▶ _Provided data_
■ ■ ■

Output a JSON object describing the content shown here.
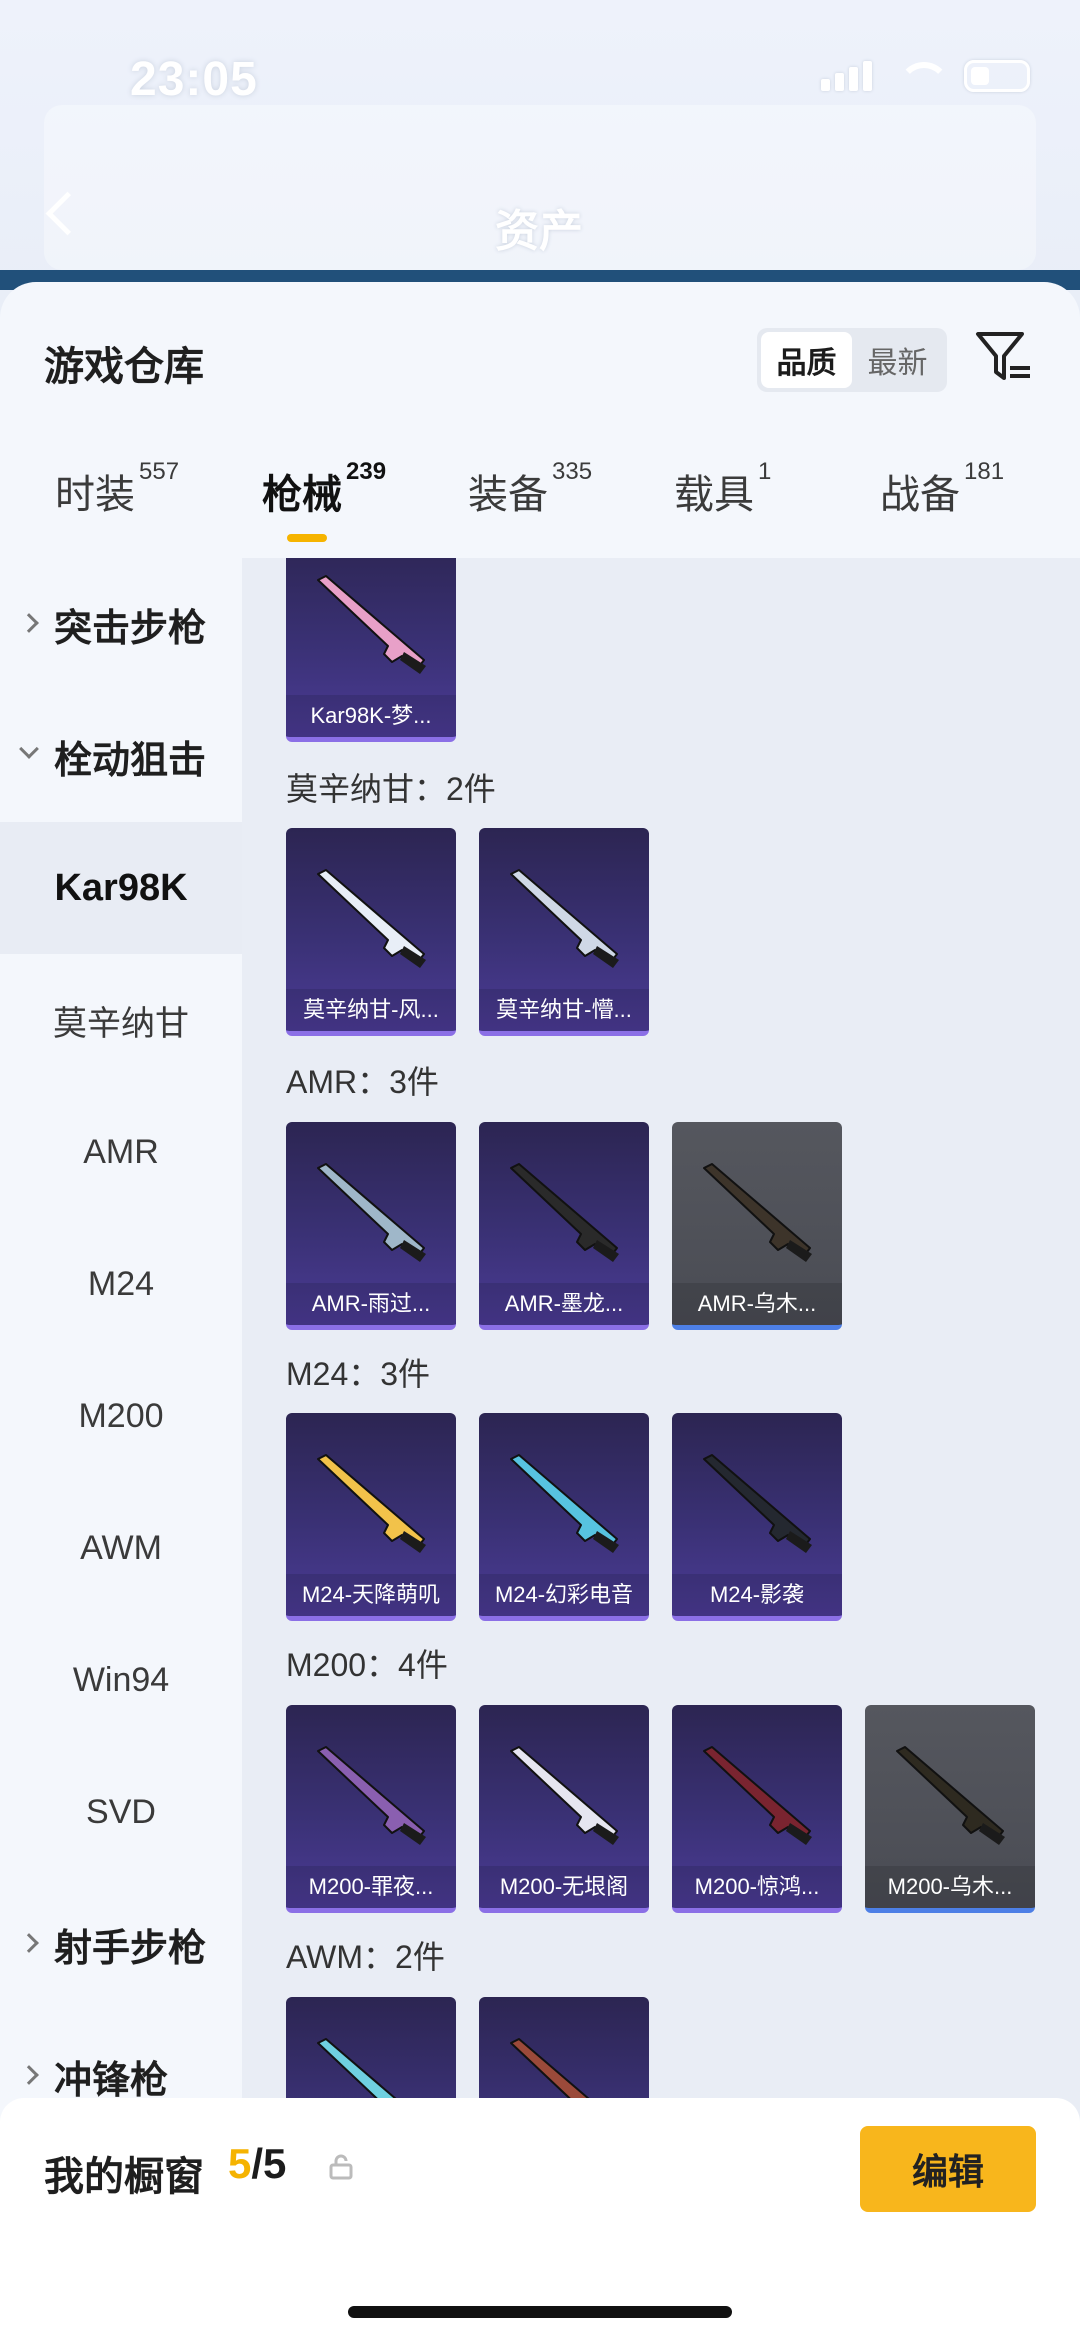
{
  "status": {
    "time": "23:05"
  },
  "background": {
    "title": "资产"
  },
  "sheet": {
    "title": "游戏仓库"
  },
  "sort": {
    "options": [
      "品质",
      "最新"
    ],
    "active": 0
  },
  "tabs": [
    {
      "label": "时装",
      "count": "557"
    },
    {
      "label": "枪械",
      "count": "239"
    },
    {
      "label": "装备",
      "count": "335"
    },
    {
      "label": "载具",
      "count": "1"
    },
    {
      "label": "战备",
      "count": "181"
    }
  ],
  "sidebar": {
    "items": [
      {
        "label": "突击步枪",
        "type": "group",
        "expanded": false
      },
      {
        "label": "栓动狙击",
        "type": "group",
        "expanded": true
      },
      {
        "label": "Kar98K",
        "type": "item",
        "selected": true
      },
      {
        "label": "莫辛纳甘",
        "type": "item"
      },
      {
        "label": "AMR",
        "type": "item"
      },
      {
        "label": "M24",
        "type": "item"
      },
      {
        "label": "M200",
        "type": "item"
      },
      {
        "label": "AWM",
        "type": "item"
      },
      {
        "label": "Win94",
        "type": "item"
      },
      {
        "label": "SVD",
        "type": "item"
      },
      {
        "label": "射手步枪",
        "type": "group",
        "expanded": false
      },
      {
        "label": "冲锋枪",
        "type": "group",
        "expanded": false
      }
    ]
  },
  "sections": [
    {
      "label": "",
      "cards": [
        {
          "name": "Kar98K-梦...",
          "rarity": "purple"
        }
      ]
    },
    {
      "label": "莫辛纳甘：2件",
      "cards": [
        {
          "name": "莫辛纳甘-风...",
          "rarity": "purple"
        },
        {
          "name": "莫辛纳甘-懵...",
          "rarity": "purple"
        }
      ]
    },
    {
      "label": "AMR：3件",
      "cards": [
        {
          "name": "AMR-雨过...",
          "rarity": "purple"
        },
        {
          "name": "AMR-墨龙...",
          "rarity": "purple"
        },
        {
          "name": "AMR-乌木...",
          "rarity": "grey"
        }
      ]
    },
    {
      "label": "M24：3件",
      "cards": [
        {
          "name": "M24-天降萌叽",
          "rarity": "purple"
        },
        {
          "name": "M24-幻彩电音",
          "rarity": "purple"
        },
        {
          "name": "M24-影袭",
          "rarity": "purple"
        }
      ]
    },
    {
      "label": "M200：4件",
      "cards": [
        {
          "name": "M200-罪夜...",
          "rarity": "purple"
        },
        {
          "name": "M200-无垠阁",
          "rarity": "purple"
        },
        {
          "name": "M200-惊鸿...",
          "rarity": "purple"
        },
        {
          "name": "M200-乌木...",
          "rarity": "grey"
        }
      ]
    },
    {
      "label": "AWM：2件",
      "cards": [
        {
          "name": "",
          "rarity": "purple"
        },
        {
          "name": "",
          "rarity": "purple"
        }
      ]
    }
  ],
  "footer": {
    "title": "我的橱窗",
    "current": "5",
    "separator": "/",
    "total": "5",
    "edit_label": "编辑"
  },
  "colors": {
    "accent": "#f8b61c",
    "purple_card": "#3a3175",
    "grey_card": "#4a4c54"
  },
  "icons": [
    "back-icon",
    "filter-icon",
    "share-icon",
    "lock-icon",
    "chevron-right-icon",
    "chevron-down-icon"
  ]
}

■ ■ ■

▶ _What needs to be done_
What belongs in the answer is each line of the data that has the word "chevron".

▶ _Task response_
    "chevron-right-icon",
    "chevron-down-icon"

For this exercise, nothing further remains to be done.